* [Task description]
Search the data for the word "RECYCLE" and copy every line that contains it.

Supplied entries below:

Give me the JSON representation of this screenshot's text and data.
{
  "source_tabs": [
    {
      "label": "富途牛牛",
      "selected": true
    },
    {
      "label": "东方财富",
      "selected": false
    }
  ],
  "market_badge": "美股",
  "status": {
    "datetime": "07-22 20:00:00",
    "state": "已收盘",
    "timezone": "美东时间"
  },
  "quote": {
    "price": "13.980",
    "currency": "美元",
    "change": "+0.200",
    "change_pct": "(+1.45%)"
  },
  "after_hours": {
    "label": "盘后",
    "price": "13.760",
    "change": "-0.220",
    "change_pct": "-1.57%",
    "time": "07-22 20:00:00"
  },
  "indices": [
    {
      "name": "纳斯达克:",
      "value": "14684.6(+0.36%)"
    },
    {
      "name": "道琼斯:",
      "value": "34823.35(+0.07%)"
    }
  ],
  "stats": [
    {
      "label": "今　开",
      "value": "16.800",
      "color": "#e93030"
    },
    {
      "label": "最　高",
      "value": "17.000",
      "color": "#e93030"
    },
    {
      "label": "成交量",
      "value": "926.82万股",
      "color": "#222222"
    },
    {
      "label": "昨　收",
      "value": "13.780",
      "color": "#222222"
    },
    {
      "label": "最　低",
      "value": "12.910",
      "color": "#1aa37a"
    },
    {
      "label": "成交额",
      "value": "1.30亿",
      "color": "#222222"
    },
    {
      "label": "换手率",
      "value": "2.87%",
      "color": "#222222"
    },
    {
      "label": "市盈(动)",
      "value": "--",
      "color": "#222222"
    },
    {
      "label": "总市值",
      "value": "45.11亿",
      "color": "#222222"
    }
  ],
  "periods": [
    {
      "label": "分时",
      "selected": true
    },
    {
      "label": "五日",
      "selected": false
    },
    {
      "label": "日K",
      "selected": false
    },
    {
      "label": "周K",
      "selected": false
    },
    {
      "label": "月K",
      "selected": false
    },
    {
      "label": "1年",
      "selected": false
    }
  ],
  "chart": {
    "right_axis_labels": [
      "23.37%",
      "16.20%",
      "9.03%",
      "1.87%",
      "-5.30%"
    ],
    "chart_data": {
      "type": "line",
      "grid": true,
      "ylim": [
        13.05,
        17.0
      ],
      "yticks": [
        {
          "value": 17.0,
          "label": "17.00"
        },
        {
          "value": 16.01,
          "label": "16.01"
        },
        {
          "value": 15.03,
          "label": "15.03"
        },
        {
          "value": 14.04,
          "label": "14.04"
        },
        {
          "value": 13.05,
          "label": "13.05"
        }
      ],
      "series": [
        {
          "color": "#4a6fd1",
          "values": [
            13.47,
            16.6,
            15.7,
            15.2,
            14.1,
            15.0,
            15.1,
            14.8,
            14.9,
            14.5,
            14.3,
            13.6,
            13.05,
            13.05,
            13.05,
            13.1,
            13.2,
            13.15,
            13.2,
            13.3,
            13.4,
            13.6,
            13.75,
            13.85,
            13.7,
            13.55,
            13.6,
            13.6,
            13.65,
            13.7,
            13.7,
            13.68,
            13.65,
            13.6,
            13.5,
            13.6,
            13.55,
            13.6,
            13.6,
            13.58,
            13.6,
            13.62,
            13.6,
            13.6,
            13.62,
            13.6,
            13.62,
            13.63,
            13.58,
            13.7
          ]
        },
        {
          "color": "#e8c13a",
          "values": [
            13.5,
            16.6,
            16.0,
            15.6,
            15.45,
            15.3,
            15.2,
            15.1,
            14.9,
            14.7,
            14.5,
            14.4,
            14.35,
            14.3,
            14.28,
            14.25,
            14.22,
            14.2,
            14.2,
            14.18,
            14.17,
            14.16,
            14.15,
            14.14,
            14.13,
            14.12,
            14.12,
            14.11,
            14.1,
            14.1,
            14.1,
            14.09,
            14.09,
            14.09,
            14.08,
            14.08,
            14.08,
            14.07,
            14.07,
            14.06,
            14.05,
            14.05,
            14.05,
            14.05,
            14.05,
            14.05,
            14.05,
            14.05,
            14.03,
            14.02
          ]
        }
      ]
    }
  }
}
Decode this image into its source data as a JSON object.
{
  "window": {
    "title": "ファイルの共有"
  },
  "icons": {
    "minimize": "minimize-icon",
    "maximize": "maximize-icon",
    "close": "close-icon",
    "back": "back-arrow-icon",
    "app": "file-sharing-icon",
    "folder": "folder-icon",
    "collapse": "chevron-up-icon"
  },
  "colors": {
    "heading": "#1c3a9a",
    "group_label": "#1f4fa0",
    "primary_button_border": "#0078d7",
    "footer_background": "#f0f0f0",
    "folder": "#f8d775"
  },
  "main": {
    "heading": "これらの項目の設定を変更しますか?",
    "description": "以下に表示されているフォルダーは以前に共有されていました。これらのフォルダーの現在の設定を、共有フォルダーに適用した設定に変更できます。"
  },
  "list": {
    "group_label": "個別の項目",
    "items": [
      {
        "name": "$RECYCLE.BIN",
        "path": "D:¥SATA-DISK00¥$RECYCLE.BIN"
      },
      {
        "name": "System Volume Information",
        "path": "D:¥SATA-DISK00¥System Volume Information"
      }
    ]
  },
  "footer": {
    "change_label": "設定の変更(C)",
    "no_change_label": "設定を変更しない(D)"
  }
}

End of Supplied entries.

* [Task solution]
        "name": "$RECYCLE.BIN",
        "path": "D:¥SATA-DISK00¥$RECYCLE.BIN"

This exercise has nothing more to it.